**GOAL OF THE EXERCISE:** Each entry below must be repeated exactly. Leave the pictures out of it.

[Records from a data source]
== == ==
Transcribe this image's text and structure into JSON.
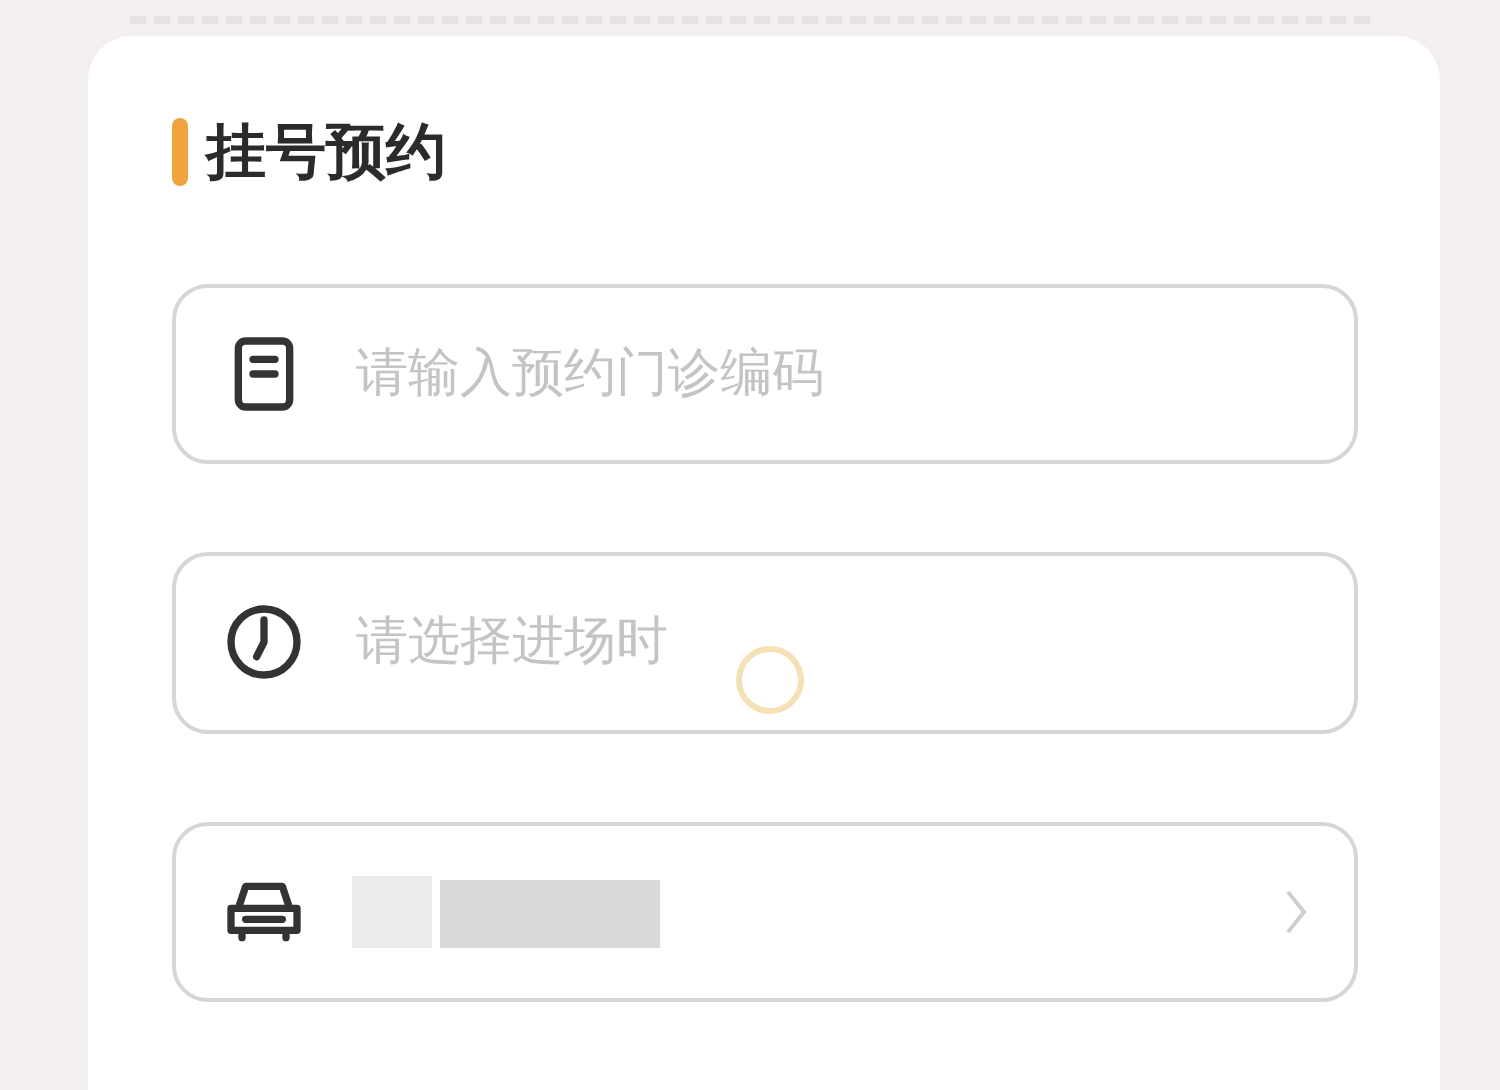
{
  "section": {
    "title": "挂号预约"
  },
  "fields": [
    {
      "kind": "input",
      "placeholder": "请输入预约门诊编码"
    },
    {
      "kind": "input",
      "placeholder": "请选择进场时"
    },
    {
      "kind": "select"
    }
  ]
}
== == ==
**ANSWER TO THIS PROBLEM:**
Transcribe this image's text and structure into JSON.
{
  "section": {
    "title": "挂号预约"
  },
  "fields": [
    {
      "kind": "input",
      "placeholder": "请输入预约门诊编码"
    },
    {
      "kind": "input",
      "placeholder": "请选择进场时"
    },
    {
      "kind": "select"
    }
  ]
}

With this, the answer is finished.